- Your task: Since each line must match the original, copy out the records with no differences at all.

Extracted records
*** Block opens ***

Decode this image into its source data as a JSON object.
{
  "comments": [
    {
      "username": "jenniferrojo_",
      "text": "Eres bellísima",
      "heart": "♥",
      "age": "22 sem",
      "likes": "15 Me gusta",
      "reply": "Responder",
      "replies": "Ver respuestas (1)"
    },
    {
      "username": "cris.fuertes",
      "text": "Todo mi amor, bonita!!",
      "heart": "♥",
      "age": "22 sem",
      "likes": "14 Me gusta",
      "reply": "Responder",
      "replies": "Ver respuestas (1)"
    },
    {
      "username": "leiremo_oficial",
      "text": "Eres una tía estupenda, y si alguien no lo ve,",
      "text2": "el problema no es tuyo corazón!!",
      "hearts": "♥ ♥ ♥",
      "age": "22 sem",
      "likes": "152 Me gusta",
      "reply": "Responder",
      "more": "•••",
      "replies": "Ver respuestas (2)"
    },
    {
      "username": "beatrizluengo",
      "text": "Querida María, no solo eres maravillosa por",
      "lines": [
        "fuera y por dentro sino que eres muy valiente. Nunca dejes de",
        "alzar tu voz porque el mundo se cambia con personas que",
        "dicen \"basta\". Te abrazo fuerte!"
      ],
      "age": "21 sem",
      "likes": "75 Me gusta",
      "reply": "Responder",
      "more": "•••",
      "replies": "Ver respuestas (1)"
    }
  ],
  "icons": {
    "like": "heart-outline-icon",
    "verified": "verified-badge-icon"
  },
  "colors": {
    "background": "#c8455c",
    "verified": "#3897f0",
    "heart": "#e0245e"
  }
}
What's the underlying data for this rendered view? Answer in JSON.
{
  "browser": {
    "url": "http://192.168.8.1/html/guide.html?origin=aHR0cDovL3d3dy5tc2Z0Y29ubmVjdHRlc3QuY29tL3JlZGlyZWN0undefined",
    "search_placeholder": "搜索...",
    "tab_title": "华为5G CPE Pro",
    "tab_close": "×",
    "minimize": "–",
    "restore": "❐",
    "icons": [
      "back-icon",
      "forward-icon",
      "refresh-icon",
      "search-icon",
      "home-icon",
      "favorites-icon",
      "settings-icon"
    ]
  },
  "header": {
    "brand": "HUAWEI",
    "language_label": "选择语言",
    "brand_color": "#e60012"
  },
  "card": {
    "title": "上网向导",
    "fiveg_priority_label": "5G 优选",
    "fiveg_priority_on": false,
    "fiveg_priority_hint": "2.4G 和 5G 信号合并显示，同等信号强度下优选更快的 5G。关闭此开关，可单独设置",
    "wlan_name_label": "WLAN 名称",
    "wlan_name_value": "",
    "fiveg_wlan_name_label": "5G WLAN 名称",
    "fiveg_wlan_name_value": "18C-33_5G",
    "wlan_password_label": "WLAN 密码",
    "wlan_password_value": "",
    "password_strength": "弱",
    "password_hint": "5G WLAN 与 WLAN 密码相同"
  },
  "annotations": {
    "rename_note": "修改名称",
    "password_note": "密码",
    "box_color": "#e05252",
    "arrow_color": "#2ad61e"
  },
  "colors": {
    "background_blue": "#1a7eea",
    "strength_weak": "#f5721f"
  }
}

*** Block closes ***

- Result of this task:
Decode this image into its source data as a JSON object.
{
  "comments": [
    {
      "username": "jenniferrojo_",
      "text": "Eres bellísima",
      "heart": "♥",
      "age": "22 sem",
      "likes": "15 Me gusta",
      "reply": "Responder",
      "replies": "Ver respuestas (1)"
    },
    {
      "username": "cris.fuertes",
      "text": "Todo mi amor, bonita!!",
      "heart": "♥",
      "age": "22 sem",
      "likes": "14 Me gusta",
      "reply": "Responder",
      "replies": "Ver respuestas (1)"
    },
    {
      "username": "leiremo_oficial",
      "text": "Eres una tía estupenda, y si alguien no lo ve,",
      "text2": "el problema no es tuyo corazón!!",
      "hearts": "♥ ♥ ♥",
      "age": "22 sem",
      "likes": "152 Me gusta",
      "reply": "Responder",
      "more": "•••",
      "replies": "Ver respuestas (2)"
    },
    {
      "username": "beatrizluengo",
      "text": "Querida María, no solo eres maravillosa por",
      "lines": [
        "fuera y por dentro sino que eres muy valiente. Nunca dejes de",
        "alzar tu voz porque el mundo se cambia con personas que",
        "dicen \"basta\". Te abrazo fuerte!"
      ],
      "age": "21 sem",
      "likes": "75 Me gusta",
      "reply": "Responder",
      "more": "•••",
      "replies": "Ver respuestas (1)"
    }
  ],
  "icons": {
    "like": "heart-outline-icon",
    "verified": "verified-badge-icon"
  },
  "colors": {
    "background": "#c8455c",
    "verified": "#3897f0",
    "heart": "#e0245e"
  }
}
What's the underlying data for this rendered view? Answer in JSON.
{
  "browser": {
    "url": "http://192.168.8.1/html/guide.html?origin=aHR0cDovL3d3dy5tc2Z0Y29ubmVjdHRlc3QuY29tL3JlZGlyZWN0undefined",
    "search_placeholder": "搜索...",
    "tab_title": "华为5G CPE Pro",
    "tab_close": "×",
    "minimize": "–",
    "restore": "❐",
    "icons": [
      "back-icon",
      "forward-icon",
      "refresh-icon",
      "search-icon",
      "home-icon",
      "favorites-icon",
      "settings-icon"
    ]
  },
  "header": {
    "brand": "HUAWEI",
    "language_label": "选择语言",
    "brand_color": "#e60012"
  },
  "card": {
    "title": "上网向导",
    "fiveg_priority_label": "5G 优选",
    "fiveg_priority_on": false,
    "fiveg_priority_hint": "2.4G 和 5G 信号合并显示，同等信号强度下优选更快的 5G。关闭此开关，可单独设置",
    "wlan_name_label": "WLAN 名称",
    "wlan_name_value": "",
    "fiveg_wlan_name_label": "5G WLAN 名称",
    "fiveg_wlan_name_value": "18C-33_5G",
    "wlan_password_label": "WLAN 密码",
    "wlan_password_value": "",
    "password_strength": "弱",
    "password_hint": "5G WLAN 与 WLAN 密码相同"
  },
  "annotations": {
    "rename_note": "修改名称",
    "password_note": "密码",
    "box_color": "#e05252",
    "arrow_color": "#2ad61e"
  },
  "colors": {
    "background_blue": "#1a7eea",
    "strength_weak": "#f5721f"
  }
}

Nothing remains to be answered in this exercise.